THE national government remained confident that the slight elevation in world rice prices would not significantly affect domestic prices.
The All Rice Price Index of the Food and Agriculture Organization (FAO) of the United Nations showed the commodity’s prices slowed to 3.2 percent in February but remained 17.6 percent above its average last year.
Agriculture Undersecretary for Policy, Planning, and Regulations Mercedita A. Sombilla told BusinessMirror on Wednesday that buffer stock volumes are still pegged at 350,000 metric tons as prices remain stable.
“Rice prices are stable (and) went up because of fuel/fertilizer cost.

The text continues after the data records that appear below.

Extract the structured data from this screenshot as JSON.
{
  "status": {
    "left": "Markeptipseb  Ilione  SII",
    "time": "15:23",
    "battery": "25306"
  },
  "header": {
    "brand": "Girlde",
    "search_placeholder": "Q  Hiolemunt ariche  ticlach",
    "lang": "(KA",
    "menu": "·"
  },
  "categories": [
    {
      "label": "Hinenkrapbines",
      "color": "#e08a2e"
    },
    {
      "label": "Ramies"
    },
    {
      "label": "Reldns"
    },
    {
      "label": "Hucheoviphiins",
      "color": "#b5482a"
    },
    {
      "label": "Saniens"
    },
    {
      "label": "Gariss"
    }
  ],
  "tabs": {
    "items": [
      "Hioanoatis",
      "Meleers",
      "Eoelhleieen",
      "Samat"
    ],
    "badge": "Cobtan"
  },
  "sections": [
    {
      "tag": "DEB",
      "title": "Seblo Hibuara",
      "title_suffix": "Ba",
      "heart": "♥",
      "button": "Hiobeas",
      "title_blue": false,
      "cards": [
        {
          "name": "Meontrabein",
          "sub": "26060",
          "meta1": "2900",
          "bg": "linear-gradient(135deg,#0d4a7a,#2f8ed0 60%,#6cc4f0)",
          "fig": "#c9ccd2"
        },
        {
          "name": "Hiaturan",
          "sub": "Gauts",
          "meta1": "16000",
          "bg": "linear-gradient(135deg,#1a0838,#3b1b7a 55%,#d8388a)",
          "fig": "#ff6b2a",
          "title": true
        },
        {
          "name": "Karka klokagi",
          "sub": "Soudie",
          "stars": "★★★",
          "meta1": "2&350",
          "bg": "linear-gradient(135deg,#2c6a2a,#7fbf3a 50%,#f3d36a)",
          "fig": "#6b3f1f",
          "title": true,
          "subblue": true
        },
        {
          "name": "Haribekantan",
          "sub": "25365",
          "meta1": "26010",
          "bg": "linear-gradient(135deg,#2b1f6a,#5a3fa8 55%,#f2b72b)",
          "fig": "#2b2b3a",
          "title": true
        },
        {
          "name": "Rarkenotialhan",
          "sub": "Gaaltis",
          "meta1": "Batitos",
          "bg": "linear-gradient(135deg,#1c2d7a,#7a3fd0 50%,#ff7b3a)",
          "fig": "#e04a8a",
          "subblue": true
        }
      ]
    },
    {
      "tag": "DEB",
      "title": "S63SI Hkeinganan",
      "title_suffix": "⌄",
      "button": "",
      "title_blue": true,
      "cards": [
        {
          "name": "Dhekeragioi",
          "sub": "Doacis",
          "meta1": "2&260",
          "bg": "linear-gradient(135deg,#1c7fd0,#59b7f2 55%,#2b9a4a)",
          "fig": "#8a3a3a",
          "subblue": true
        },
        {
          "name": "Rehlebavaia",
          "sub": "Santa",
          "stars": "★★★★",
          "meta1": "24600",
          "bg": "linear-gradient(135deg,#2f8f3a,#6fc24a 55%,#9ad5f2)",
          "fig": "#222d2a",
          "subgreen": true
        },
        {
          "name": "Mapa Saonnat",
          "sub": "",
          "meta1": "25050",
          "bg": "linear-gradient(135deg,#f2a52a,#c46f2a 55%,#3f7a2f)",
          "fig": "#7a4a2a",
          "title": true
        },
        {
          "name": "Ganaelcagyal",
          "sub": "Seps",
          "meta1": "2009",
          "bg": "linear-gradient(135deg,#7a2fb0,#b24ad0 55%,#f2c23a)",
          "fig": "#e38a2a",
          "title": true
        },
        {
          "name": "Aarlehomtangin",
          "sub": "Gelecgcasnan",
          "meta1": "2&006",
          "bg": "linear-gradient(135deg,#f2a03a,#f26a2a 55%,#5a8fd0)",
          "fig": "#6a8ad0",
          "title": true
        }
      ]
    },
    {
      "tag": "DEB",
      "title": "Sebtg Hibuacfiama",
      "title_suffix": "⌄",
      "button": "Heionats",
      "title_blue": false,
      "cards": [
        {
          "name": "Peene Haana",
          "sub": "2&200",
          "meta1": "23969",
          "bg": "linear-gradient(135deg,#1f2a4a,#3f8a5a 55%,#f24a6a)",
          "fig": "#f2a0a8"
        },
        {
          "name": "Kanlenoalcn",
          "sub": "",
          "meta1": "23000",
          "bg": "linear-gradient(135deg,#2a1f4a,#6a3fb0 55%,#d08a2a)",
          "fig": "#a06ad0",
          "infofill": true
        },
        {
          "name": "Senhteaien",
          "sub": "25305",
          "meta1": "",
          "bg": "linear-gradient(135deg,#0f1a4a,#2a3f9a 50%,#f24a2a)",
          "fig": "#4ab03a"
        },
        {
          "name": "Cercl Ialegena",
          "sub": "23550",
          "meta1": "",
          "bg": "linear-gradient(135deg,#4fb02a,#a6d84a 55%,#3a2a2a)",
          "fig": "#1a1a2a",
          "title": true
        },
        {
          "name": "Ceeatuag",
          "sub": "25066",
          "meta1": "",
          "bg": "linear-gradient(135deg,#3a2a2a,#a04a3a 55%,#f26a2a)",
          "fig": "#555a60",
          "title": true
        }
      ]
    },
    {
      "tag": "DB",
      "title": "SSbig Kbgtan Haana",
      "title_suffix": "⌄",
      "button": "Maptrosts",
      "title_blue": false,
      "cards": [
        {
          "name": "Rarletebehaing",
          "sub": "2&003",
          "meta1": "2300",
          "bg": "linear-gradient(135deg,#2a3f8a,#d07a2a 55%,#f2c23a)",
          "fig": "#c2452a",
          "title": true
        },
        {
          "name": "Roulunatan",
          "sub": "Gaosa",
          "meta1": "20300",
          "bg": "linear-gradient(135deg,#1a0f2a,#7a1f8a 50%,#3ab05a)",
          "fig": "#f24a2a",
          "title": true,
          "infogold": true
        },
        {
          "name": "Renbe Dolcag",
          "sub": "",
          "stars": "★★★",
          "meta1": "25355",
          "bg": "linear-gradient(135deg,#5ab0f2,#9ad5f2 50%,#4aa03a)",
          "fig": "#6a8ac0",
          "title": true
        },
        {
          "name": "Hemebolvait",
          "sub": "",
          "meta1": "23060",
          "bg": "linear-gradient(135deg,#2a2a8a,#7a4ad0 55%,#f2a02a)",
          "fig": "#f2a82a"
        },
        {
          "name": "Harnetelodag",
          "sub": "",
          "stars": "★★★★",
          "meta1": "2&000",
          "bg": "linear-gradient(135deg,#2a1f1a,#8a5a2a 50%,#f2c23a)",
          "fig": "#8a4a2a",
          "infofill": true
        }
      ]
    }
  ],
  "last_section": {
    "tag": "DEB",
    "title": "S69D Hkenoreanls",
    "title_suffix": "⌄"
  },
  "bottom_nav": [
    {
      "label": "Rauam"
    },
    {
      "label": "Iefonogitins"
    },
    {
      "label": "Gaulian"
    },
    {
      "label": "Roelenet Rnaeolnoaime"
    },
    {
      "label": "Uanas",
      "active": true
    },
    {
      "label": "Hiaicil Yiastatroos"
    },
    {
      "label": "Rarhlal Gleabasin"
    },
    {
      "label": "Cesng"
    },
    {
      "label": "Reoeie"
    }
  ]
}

I don’t think there is an alarm. World prices are slightly elevated but Vietnam is harvesting soon,” Sombilla said.
In March, Philippine Statistics Authority (PSA) data showed rice prices increased 2.6 percent from 2.2 percent in March 2022. From February, there was also an increase of 0.5 percent.

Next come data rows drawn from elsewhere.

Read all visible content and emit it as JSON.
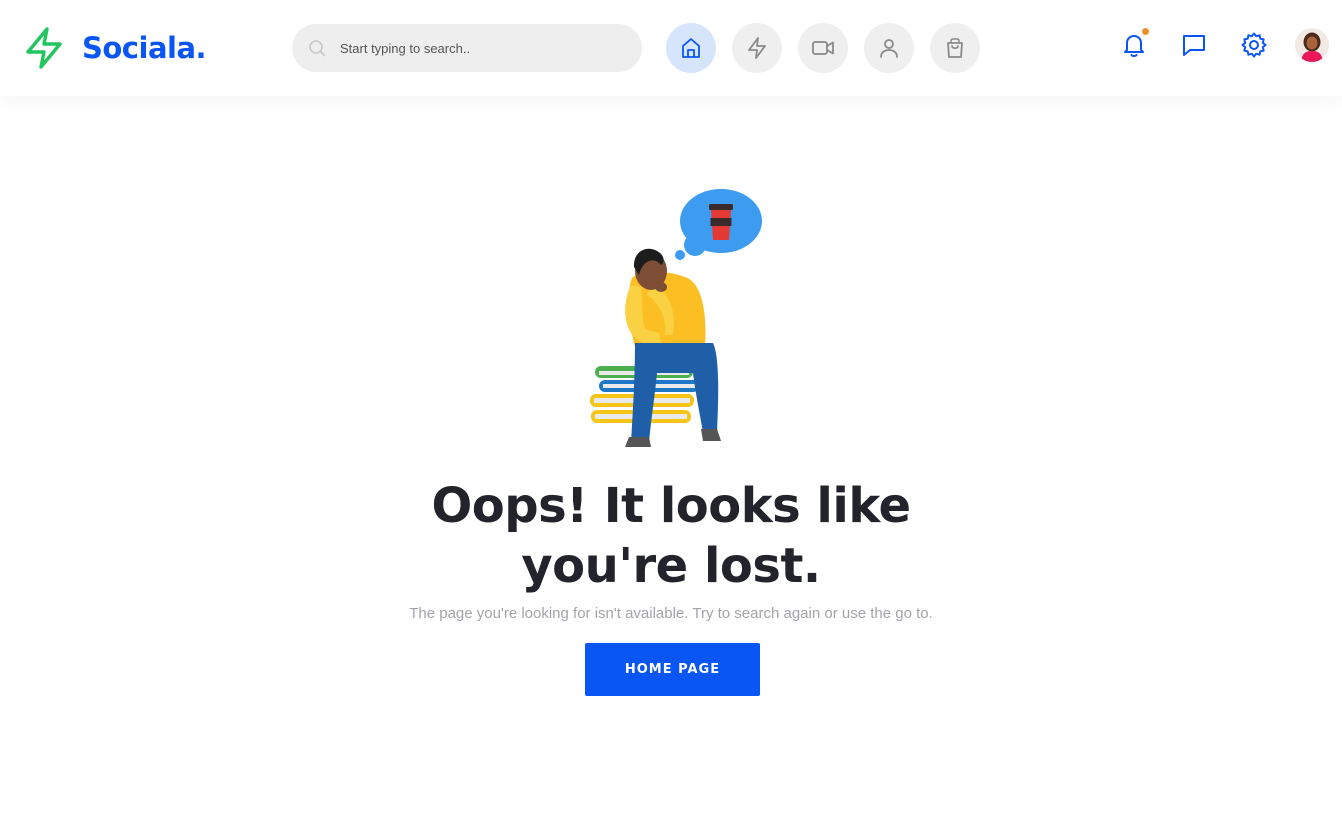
{
  "header": {
    "brand_name": "Sociala.",
    "search": {
      "placeholder": "Start typing to search.."
    },
    "nav": [
      {
        "icon": "home-icon",
        "active": true
      },
      {
        "icon": "lightning-icon",
        "active": false
      },
      {
        "icon": "video-icon",
        "active": false
      },
      {
        "icon": "user-icon",
        "active": false
      },
      {
        "icon": "shopping-bag-icon",
        "active": false
      }
    ],
    "actions": [
      "bell-icon",
      "message-icon",
      "settings-icon"
    ],
    "notification_dot": true
  },
  "main": {
    "headline_line1": "Oops! It looks like",
    "headline_line2": "you're lost.",
    "subtext": "The page you're looking for isn't available. Try to search again or use the go to.",
    "button_label": "HOME PAGE"
  },
  "colors": {
    "brand": "#0a56f5",
    "logo_bolt": "#22c55e",
    "notification": "#f0922b",
    "headline": "#23232b",
    "subtext": "#a3a3ac"
  }
}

Sombilla said the DA does not have plans to manage the country’s imports during harvest. This is ensured by the provisions of Republic Act 11203 or the Rice Trade Liberalization (RTL) law.

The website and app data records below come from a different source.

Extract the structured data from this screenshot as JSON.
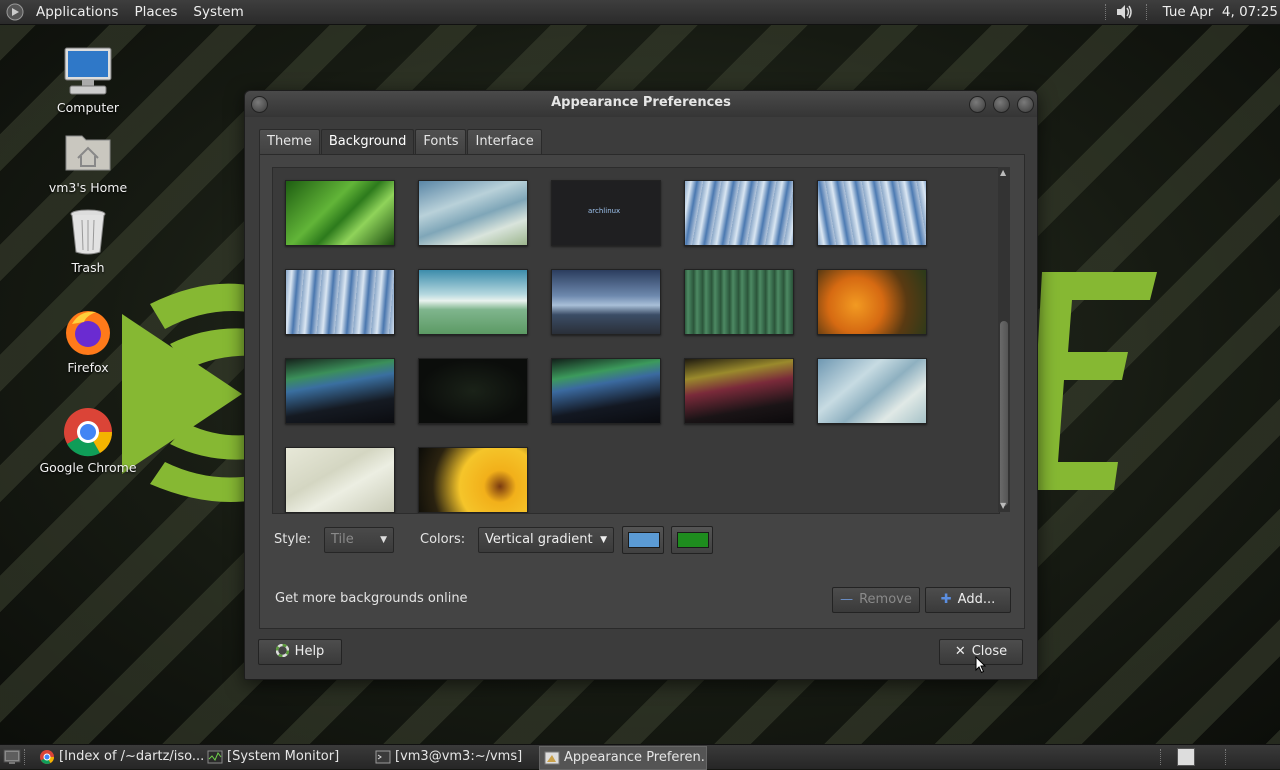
{
  "top_panel": {
    "menus": [
      "Applications",
      "Places",
      "System"
    ],
    "clock": "Tue Apr  4, 07:25"
  },
  "desktop_icons": [
    {
      "label": "Computer",
      "icon": "computer-icon"
    },
    {
      "label": "vm3's Home",
      "icon": "home-folder-icon"
    },
    {
      "label": "Trash",
      "icon": "trash-icon"
    },
    {
      "label": "Firefox",
      "icon": "firefox-icon"
    },
    {
      "label": "Google Chrome",
      "icon": "chrome-icon"
    }
  ],
  "dialog": {
    "title": "Appearance Preferences",
    "tabs": [
      "Theme",
      "Background",
      "Fonts",
      "Interface"
    ],
    "active_tab": "Background",
    "thumbnails": [
      "green-leaf",
      "blue-waves",
      "arch-dark",
      "blue-abstract",
      "blue-abstract-2",
      "blue-abstract-3",
      "green-hills",
      "stormy-sea",
      "green-stripes",
      "orange-flower",
      "aurora-green",
      "dark-black",
      "aurora-green-2",
      "aurora-yellow",
      "blue-waves-2",
      "white-sand",
      "yellow-flower"
    ],
    "thumb_arch_text": "archlinux",
    "style_label": "Style:",
    "style_value": "Tile",
    "colors_label": "Colors:",
    "colors_value": "Vertical gradient",
    "primary_color": "#5b9bd5",
    "secondary_color": "#1e8c1e",
    "get_more_link": "Get more backgrounds online",
    "remove_label": "Remove",
    "add_label": "Add...",
    "help_label": "Help",
    "close_label": "Close"
  },
  "taskbar": {
    "tasks": [
      {
        "label": "[Index of /~dartz/iso...",
        "icon": "chrome-icon"
      },
      {
        "label": "[System Monitor]",
        "icon": "system-monitor-icon"
      },
      {
        "label": "[vm3@vm3:~/vms]",
        "icon": "terminal-icon"
      },
      {
        "label": "Appearance Preferen...",
        "icon": "appearance-icon"
      }
    ]
  }
}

Based on the provisions of the same law, Sombilla reiterated that the National Food Authority (NFA) is not allowed to import directly from foreign sources.
National Economic and Development Authority (Neda) Undersecretary for Planning and Policy Rosemarie G. Edillon also told BusinessMirror that the RTL helps keep local rice prices low.
While the PSA data showed an increase in local rice prices because world prices were elevated, the increase would have been higher if not for the RTL, Edillon said.
“What we do know is that world prices also increased because of higher input costs. For sure it would have been much higher if we did not have the RTL,” Edillon told this newspaper.
Last year, Albay Representative Jose Sarte Salceda said the RTL Law helped boost productivity in the country, leading to higher GDP growth.
He said the RTL, which increased rice supply in the country, led to a 0.3- percentage point increase in per capita GDP growth due to productivity gains.
Studies have shown that every 500-calorie increase in diets, per capita GDP increases 2 percentage points. This indicates, Salceda said, that more calories lead to higher GDP per capita.
This, Salceda said, highlighted the importance of food in the country’s growth. Economic development relied on education while education relied on good nutrition which is supported by a strong agriculture sector.